- Crosscut: The crosscut is when the stock is cut to length and this is also a common cut that can be produced using the table saw. In order to make a crosscut, you will need to have a sled or a miter gauge attached to the tool.
- Mortise: This is a hole that is created in the wood and it is designed such that it will be able to fit in a matching component of the piece of wood. This is known as the female component in the joinery projects.
- Tenon: Tenon, on the other hand, is a protruding piece of hole that is cut in such a manner that it will fit in a hole on another piece of wood, known as mortise. While the mortise is the female component, the tenon is the male joint.
- Taper cut: A taper cut is done in a creative way and at the end of it, it leaves one end of the stock thicker than the other. There is a gradual transition from one end to the other and this common when making legs of furniture. There some specific jigs that you will need to use when making such cuts so that they can be repeatable and accurate.
- Feed Force: Feed force is the force that you need to push your workpiece through the blade to achieve a cut. This will depend on the type of cut that you are making.
- Tear Out: Tear out is the urban slang to refer to when the blade will tear the piece of wood and it come out rough and chipped. This can also be referred to as blow out.
- Arbor: This is the shaft or the cylinder that the blade of the table saw attaches to. This is what is spun by the motor, and in turn it spins the blade.

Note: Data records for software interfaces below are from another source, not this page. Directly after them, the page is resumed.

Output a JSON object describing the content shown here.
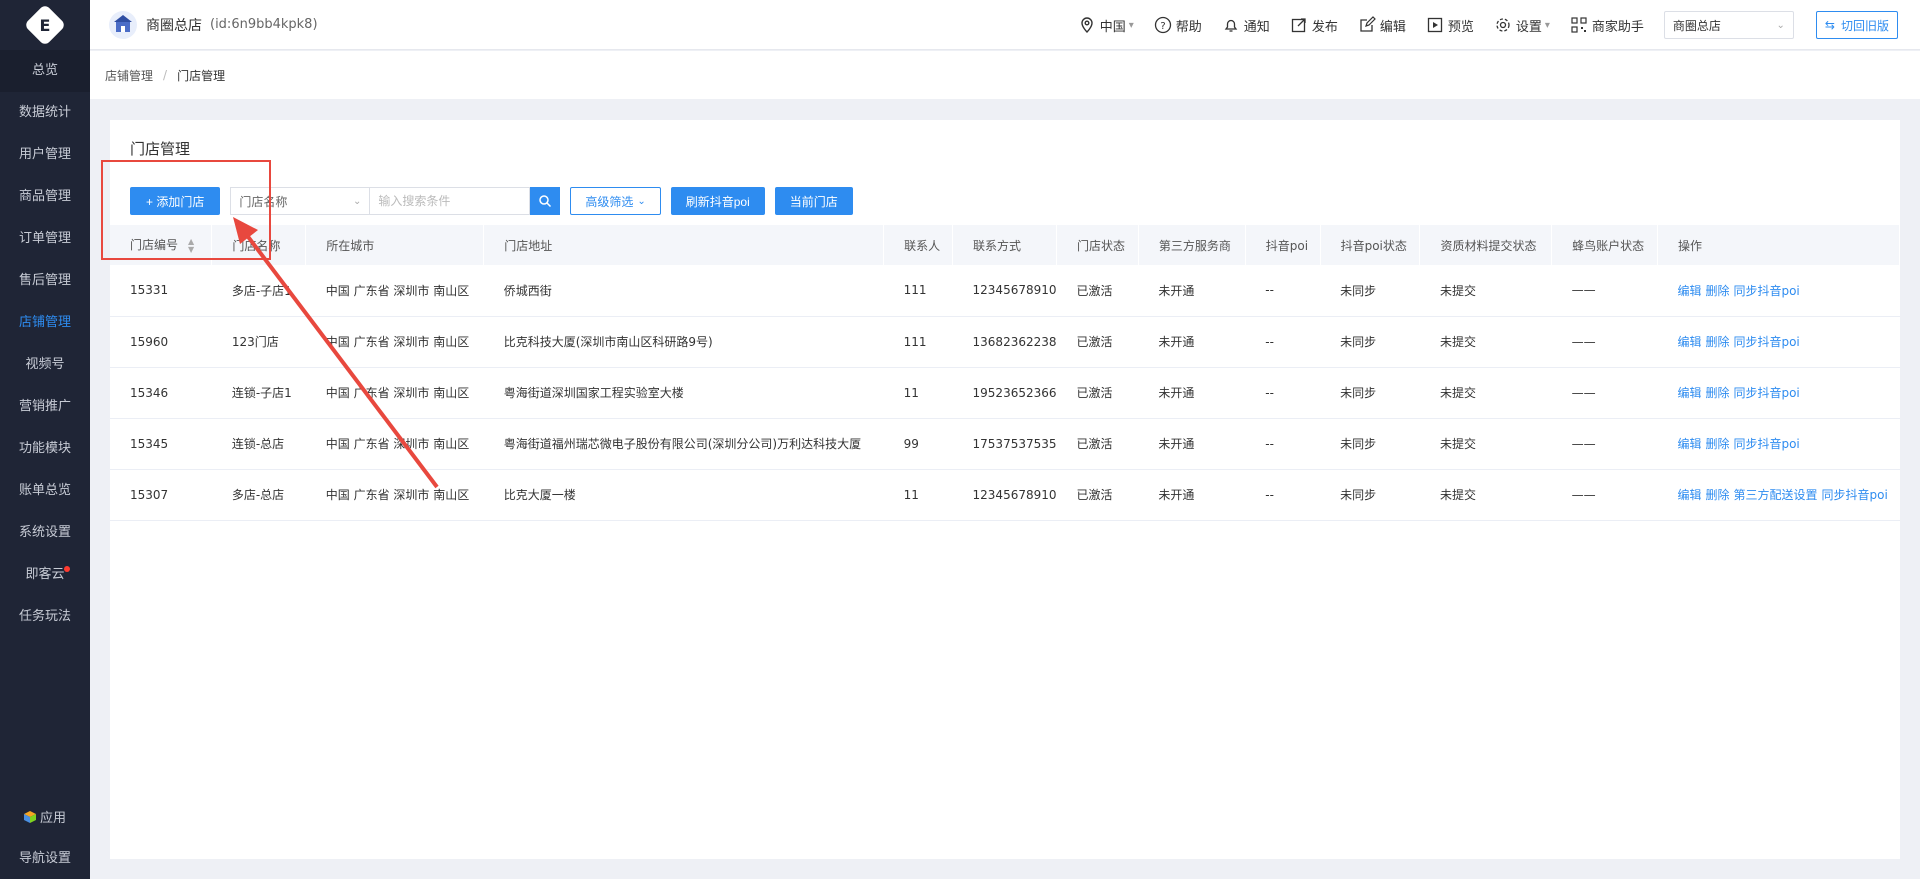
{
  "sidebar": {
    "logo_text": "E",
    "items": [
      {
        "label": "总览"
      },
      {
        "label": "数据统计"
      },
      {
        "label": "用户管理"
      },
      {
        "label": "商品管理"
      },
      {
        "label": "订单管理"
      },
      {
        "label": "售后管理"
      },
      {
        "label": "店铺管理",
        "active": true
      },
      {
        "label": "视频号"
      },
      {
        "label": "营销推广"
      },
      {
        "label": "功能模块"
      },
      {
        "label": "账单总览"
      },
      {
        "label": "系统设置"
      },
      {
        "label": "即客云",
        "dot": true
      },
      {
        "label": "任务玩法"
      }
    ],
    "bottom": {
      "apps": "应用",
      "nav_settings": "导航设置"
    }
  },
  "header": {
    "brand_name": "商圈总店",
    "brand_id": "(id:6n9bb4kpk8)",
    "region": "中国",
    "help": "帮助",
    "notify": "通知",
    "publish": "发布",
    "edit": "编辑",
    "preview": "预览",
    "settings": "设置",
    "assistant": "商家助手",
    "store_select": "商圈总店",
    "old_version": "切回旧版"
  },
  "breadcrumb": {
    "parent": "店铺管理",
    "separator": "/",
    "current": "门店管理"
  },
  "page": {
    "title": "门店管理",
    "add_store": "+ 添加门店",
    "filter_field": "门店名称",
    "search_placeholder": "输入搜索条件",
    "advanced_filter": "高级筛选",
    "refresh_poi": "刷新抖音poi",
    "current_store": "当前门店"
  },
  "table": {
    "columns": [
      "门店编号",
      "门店名称",
      "所在城市",
      "门店地址",
      "联系人",
      "联系方式",
      "门店状态",
      "第三方服务商",
      "抖音poi",
      "抖音poi状态",
      "资质材料提交状态",
      "蜂鸟账户状态",
      "操作"
    ],
    "rows": [
      {
        "id": "15331",
        "name": "多店-子店1",
        "city": "中国 广东省 深圳市 南山区",
        "address": "侨城西街",
        "contact": "111",
        "phone": "12345678910",
        "status": "已激活",
        "provider": "未开通",
        "poi": "--",
        "poi_status": "未同步",
        "qualification": "未提交",
        "fengniao": "——",
        "ops": [
          "编辑",
          "删除",
          "同步抖音poi"
        ]
      },
      {
        "id": "15960",
        "name": "123门店",
        "city": "中国 广东省 深圳市 南山区",
        "address": "比克科技大厦(深圳市南山区科研路9号)",
        "contact": "111",
        "phone": "13682362238",
        "status": "已激活",
        "provider": "未开通",
        "poi": "--",
        "poi_status": "未同步",
        "qualification": "未提交",
        "fengniao": "——",
        "ops": [
          "编辑",
          "删除",
          "同步抖音poi"
        ]
      },
      {
        "id": "15346",
        "name": "连锁-子店1",
        "city": "中国 广东省 深圳市 南山区",
        "address": "粤海街道深圳国家工程实验室大楼",
        "contact": "11",
        "phone": "19523652366",
        "status": "已激活",
        "provider": "未开通",
        "poi": "--",
        "poi_status": "未同步",
        "qualification": "未提交",
        "fengniao": "——",
        "ops": [
          "编辑",
          "删除",
          "同步抖音poi"
        ]
      },
      {
        "id": "15345",
        "name": "连锁-总店",
        "city": "中国 广东省 深圳市 南山区",
        "address": "粤海街道福州瑞芯微电子股份有限公司(深圳分公司)万利达科技大厦",
        "contact": "99",
        "phone": "17537537535",
        "status": "已激活",
        "provider": "未开通",
        "poi": "--",
        "poi_status": "未同步",
        "qualification": "未提交",
        "fengniao": "——",
        "ops": [
          "编辑",
          "删除",
          "同步抖音poi"
        ]
      },
      {
        "id": "15307",
        "name": "多店-总店",
        "city": "中国 广东省 深圳市 南山区",
        "address": "比克大厦一楼",
        "contact": "11",
        "phone": "12345678910",
        "status": "已激活",
        "provider": "未开通",
        "poi": "--",
        "poi_status": "未同步",
        "qualification": "未提交",
        "fengniao": "——",
        "ops": [
          "编辑",
          "删除",
          "第三方配送设置",
          "同步抖音poi"
        ]
      }
    ]
  },
  "colors": {
    "accent": "#2e8cf0",
    "sidebar_bg": "#1f2536",
    "annotation": "#e8483e"
  }
}
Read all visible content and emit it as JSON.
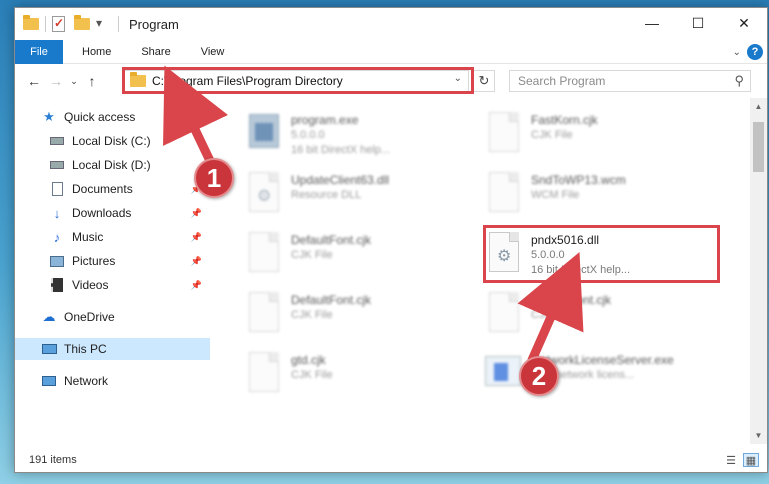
{
  "window": {
    "title": "Program",
    "controls": {
      "minimize": "—",
      "maximize": "☐",
      "close": "✕"
    }
  },
  "ribbon": {
    "tabs": [
      {
        "label": "File"
      },
      {
        "label": "Home"
      },
      {
        "label": "Share"
      },
      {
        "label": "View"
      }
    ],
    "help": "?"
  },
  "nav": {
    "address": "C:\\Program Files\\Program Directory",
    "search_placeholder": "Search Program"
  },
  "sidebar": {
    "items": [
      {
        "label": "Quick access",
        "icon": "star-icon"
      },
      {
        "label": "Local Disk (C:)",
        "icon": "drive-icon"
      },
      {
        "label": "Local Disk (D:)",
        "icon": "drive-icon"
      },
      {
        "label": "Documents",
        "icon": "documents-icon",
        "pinned": true
      },
      {
        "label": "Downloads",
        "icon": "downloads-icon",
        "pinned": true
      },
      {
        "label": "Music",
        "icon": "music-icon",
        "pinned": true
      },
      {
        "label": "Pictures",
        "icon": "pictures-icon",
        "pinned": true
      },
      {
        "label": "Videos",
        "icon": "videos-icon",
        "pinned": true
      },
      {
        "label": "OneDrive",
        "icon": "onedrive-icon"
      },
      {
        "label": "This PC",
        "icon": "pc-icon",
        "selected": true
      },
      {
        "label": "Network",
        "icon": "network-icon"
      }
    ]
  },
  "files": [
    {
      "name": "program.exe",
      "line2": "5.0.0.0",
      "line3": "16 bit DirectX help...",
      "icon": "exe-icon"
    },
    {
      "name": "FastKorn.cjk",
      "line2": "CJK File",
      "line3": "",
      "icon": "file-icon"
    },
    {
      "name": "UpdateClient63.dll",
      "line2": "Resource DLL",
      "line3": "",
      "icon": "dll-icon"
    },
    {
      "name": "SndToWP13.wcm",
      "line2": "WCM File",
      "line3": "",
      "icon": "file-icon"
    },
    {
      "name": "DefaultFont.cjk",
      "line2": "CJK File",
      "line3": "",
      "icon": "file-icon"
    },
    {
      "name": "pndx5016.dll",
      "line2": "5.0.0.0",
      "line3": "16 bit DirectX help...",
      "icon": "dll-icon",
      "highlighted": true
    },
    {
      "name": "DefaultFont.cjk",
      "line2": "CJK File",
      "line3": "",
      "icon": "file-icon"
    },
    {
      "name": "DefaultFont.cjk",
      "line2": "CJK File",
      "line3": "",
      "icon": "file-icon"
    },
    {
      "name": "gtd.cjk",
      "line2": "CJK File",
      "line3": "",
      "icon": "file-icon"
    },
    {
      "name": "NetworkLicenseServer.exe",
      "line2": "3DY network licens...",
      "line3": "",
      "icon": "network-exe-icon"
    }
  ],
  "status": {
    "count": "191 items"
  },
  "annotations": {
    "step1": "1",
    "step2": "2",
    "highlight_color": "#d9454a"
  }
}
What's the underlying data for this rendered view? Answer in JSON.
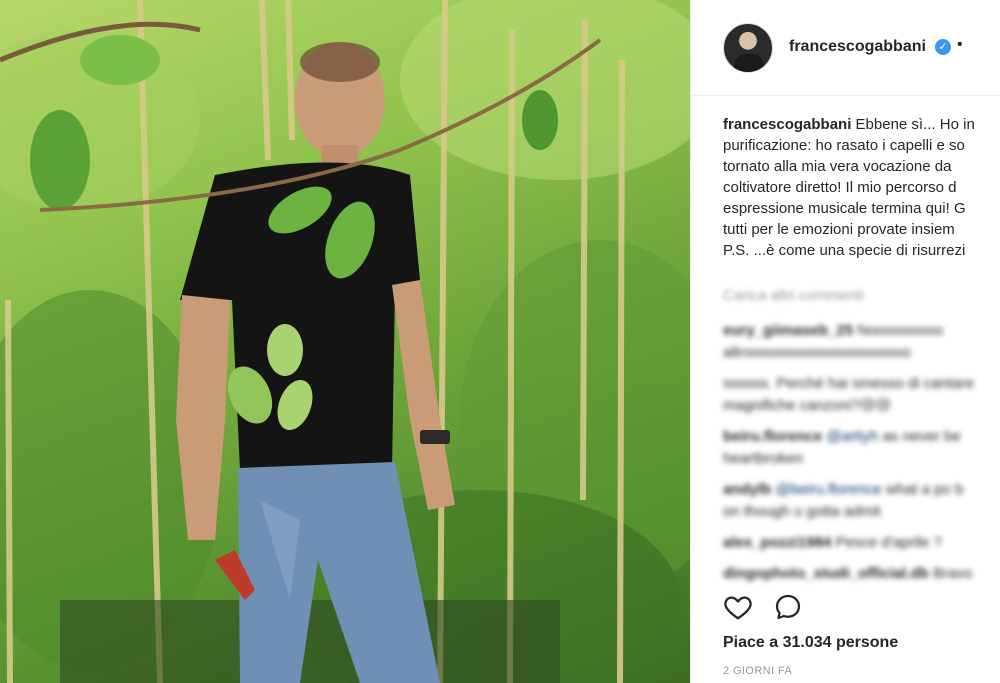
{
  "post": {
    "image_alt": "Man in black t-shirt and jeans standing among tall garden plants",
    "author": {
      "username": "francescogabbani",
      "verified_icon": "check-icon",
      "dot": "•"
    },
    "caption": {
      "username": "francescogabbani",
      "lines": [
        "Ebbene sì... Ho in",
        "purificazione: ho rasato i capelli e so",
        "tornato alla mia vera vocazione da",
        "coltivatore diretto! Il mio percorso d",
        "espressione musicale termina qui! G",
        "tutti per le emozioni provate insiem",
        "P.S. ...è come una specie di risurrezi"
      ]
    },
    "load_more": "Carica altri commenti",
    "comments": [
      {
        "user": "eury_giimaseb_25",
        "text": "Nooooooooo",
        "line2": "altroooooooooooooooooooo"
      },
      {
        "user": "",
        "text": "ssssss. Perché hai smesso di cantare",
        "line2": "magnifiche canzoni?😢😢"
      },
      {
        "user": "beiru.florence",
        "mention": "@artiyh",
        "text": " as never be",
        "line2": "heartbroken"
      },
      {
        "user": "andylb",
        "mention": "@beiru.florence",
        "text": " what a po b",
        "line2": "on though u gotta admit"
      },
      {
        "user": "alex_pozzi1984",
        "text": "Pesce d'aprile ?",
        "line2": ""
      },
      {
        "user": "dingophoto_studi_official.db",
        "text": "Bravo",
        "line2": ""
      }
    ],
    "likes_text": "Piace a 31.034 persone",
    "time_ago": "2 GIORNI FA",
    "colors": {
      "accent": "#3897f0",
      "text": "#262626",
      "muted": "#999999",
      "mention": "#003569"
    }
  }
}
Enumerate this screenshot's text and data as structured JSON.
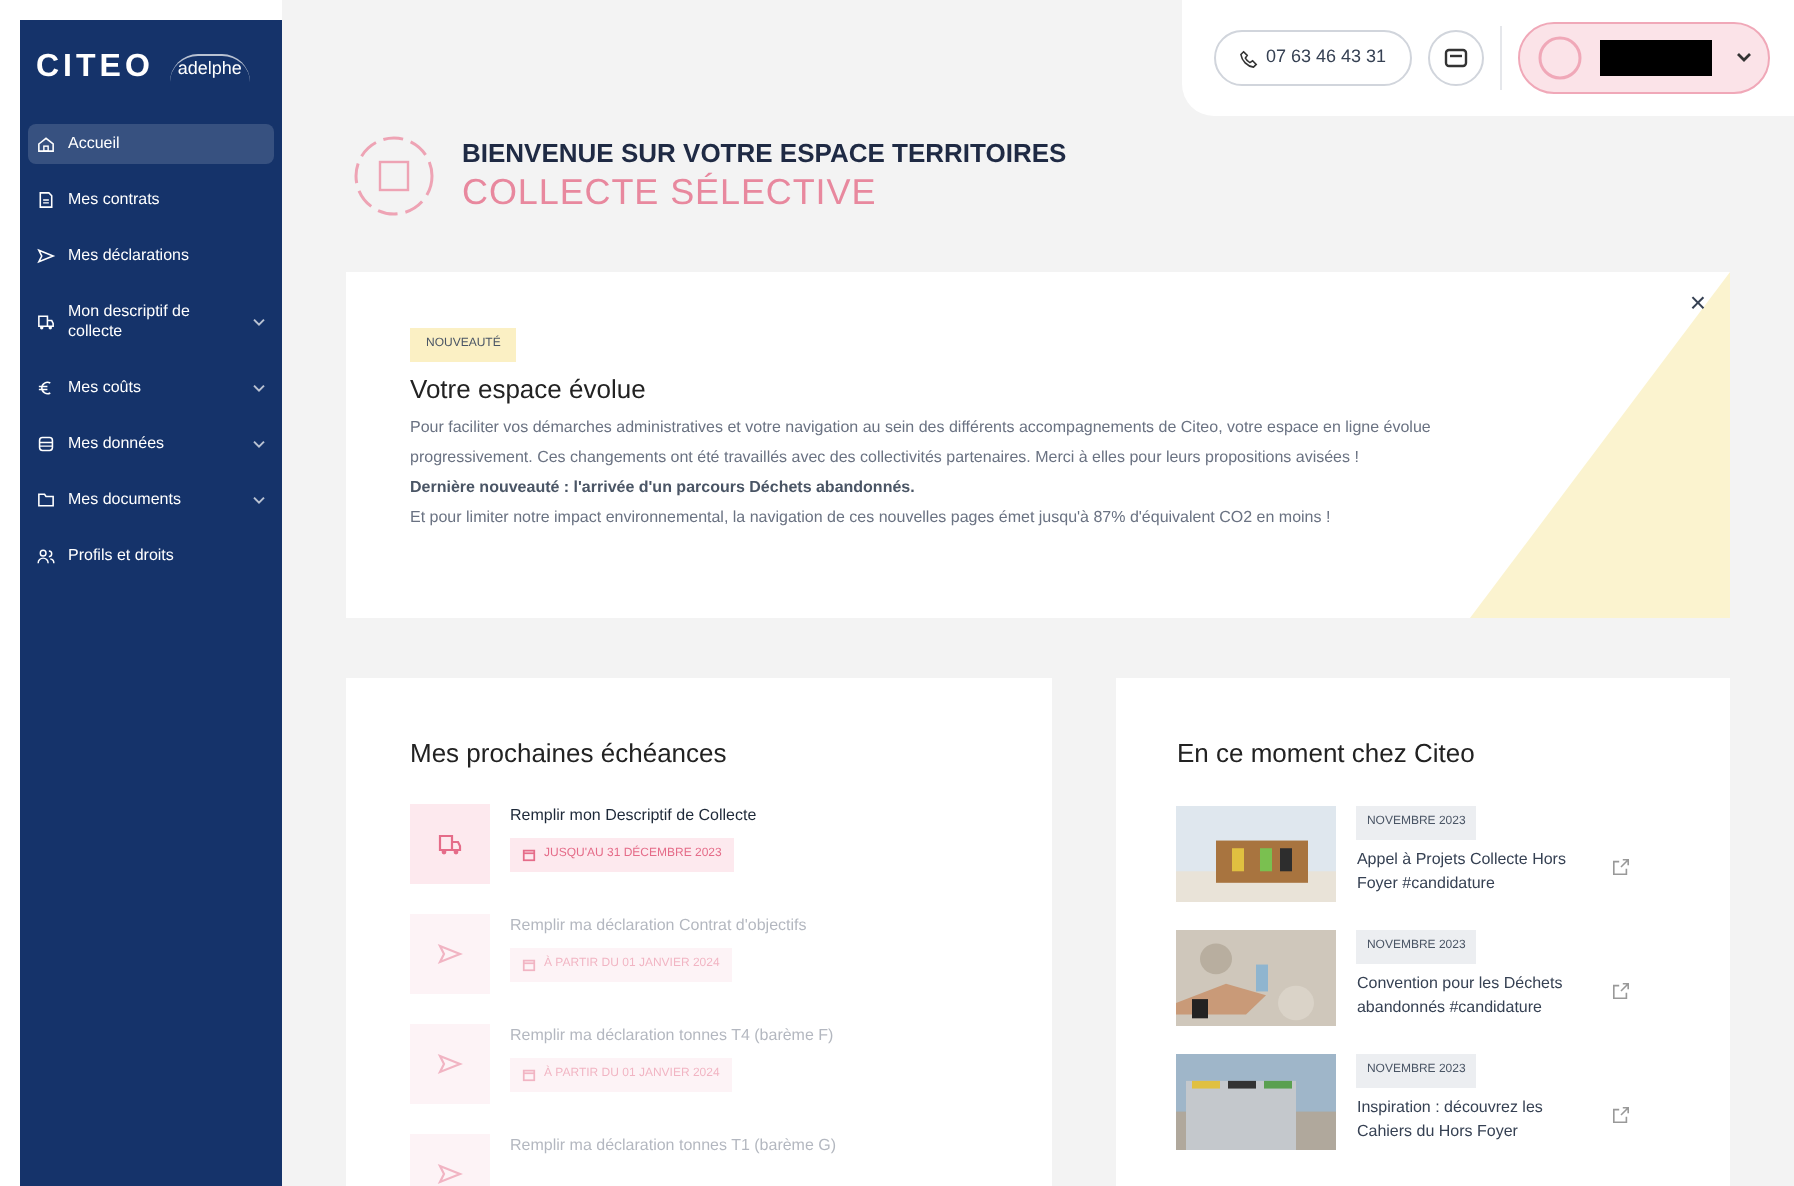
{
  "sidebar": {
    "logo": "CITEO",
    "sub_logo": "adelphe",
    "items": [
      {
        "label": "Accueil",
        "kind": "home",
        "selected": true,
        "expandable": false
      },
      {
        "label": "Mes contrats",
        "kind": "doc",
        "selected": false,
        "expandable": false
      },
      {
        "label": "Mes déclarations",
        "kind": "send",
        "selected": false,
        "expandable": false
      },
      {
        "label": "Mon descriptif de collecte",
        "kind": "truck",
        "selected": false,
        "expandable": true
      },
      {
        "label": "Mes coûts",
        "kind": "euro",
        "selected": false,
        "expandable": true
      },
      {
        "label": "Mes données",
        "kind": "db",
        "selected": false,
        "expandable": true
      },
      {
        "label": "Mes documents",
        "kind": "folder",
        "selected": false,
        "expandable": true
      },
      {
        "label": "Profils et droits",
        "kind": "users",
        "selected": false,
        "expandable": false
      }
    ]
  },
  "topbar": {
    "phone": "07 63 46 43 31"
  },
  "header": {
    "title": "BIENVENUE SUR VOTRE ESPACE TERRITOIRES",
    "subtitle": "COLLECTE SÉLECTIVE"
  },
  "banner": {
    "badge": "NOUVEAUTÉ",
    "title": "Votre espace évolue",
    "close": "×",
    "text": "Pour faciliter vos démarches administratives et votre navigation au sein des différents accompagnements de Citeo, votre espace en ligne évolue progressivement. Ces changements ont été travaillés avec des collectivités partenaires. Merci à elles pour leurs propositions avisées !",
    "highlight": "Dernière nouveauté : l'arrivée d'un parcours Déchets abandonnés.",
    "footer": "Et pour limiter notre impact environnemental, la navigation de ces nouvelles pages émet jusqu'à 87% d'équivalent CO2 en moins !"
  },
  "deadlines": {
    "title": "Mes prochaines échéances",
    "items": [
      {
        "kind": "truck",
        "label": "Remplir mon Descriptif de Collecte",
        "date": "JUSQU'AU 31 DÉCEMBRE 2023",
        "active": true
      },
      {
        "kind": "send",
        "label": "Remplir ma déclaration Contrat d'objectifs",
        "date": "À PARTIR DU 01 JANVIER 2024",
        "active": false
      },
      {
        "kind": "send",
        "label": "Remplir ma déclaration tonnes T4 (barème F)",
        "date": "À PARTIR DU 01 JANVIER 2024",
        "active": false
      },
      {
        "kind": "send",
        "label": "Remplir ma déclaration tonnes T1 (barème G)",
        "active": false
      }
    ]
  },
  "news": {
    "title": "En ce moment chez Citeo",
    "items": [
      {
        "date": "NOVEMBRE 2023",
        "label": "Appel à Projets Collecte Hors Foyer #candidature"
      },
      {
        "date": "NOVEMBRE 2023",
        "label": "Convention pour les Déchets abandonnés #candidature"
      },
      {
        "date": "NOVEMBRE 2023",
        "label": "Inspiration : découvrez les Cahiers du Hors Foyer"
      }
    ]
  }
}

- Feed Rate: This refers to the speed at which the wood is being pushed through the blade. In order to make accurate and safe cuts, you need to balance between the speed and the material that is being cut, as well as the power of the saw.
- Joinery: This is a process of creating joints, by using different pieces of wood. This is one of the best tools that you can use to create practical joints in woodworking. All you will need is to establish the right jigs for that purpose.
These are some of the common terms that you will find in reference to top rated table saws. With the understanding of these terms, you will be able to understand your tool in a better way. However, if there is a term that I have left out and you would to know the meaning, feel free to leave a comment and we will be happy to get back to you.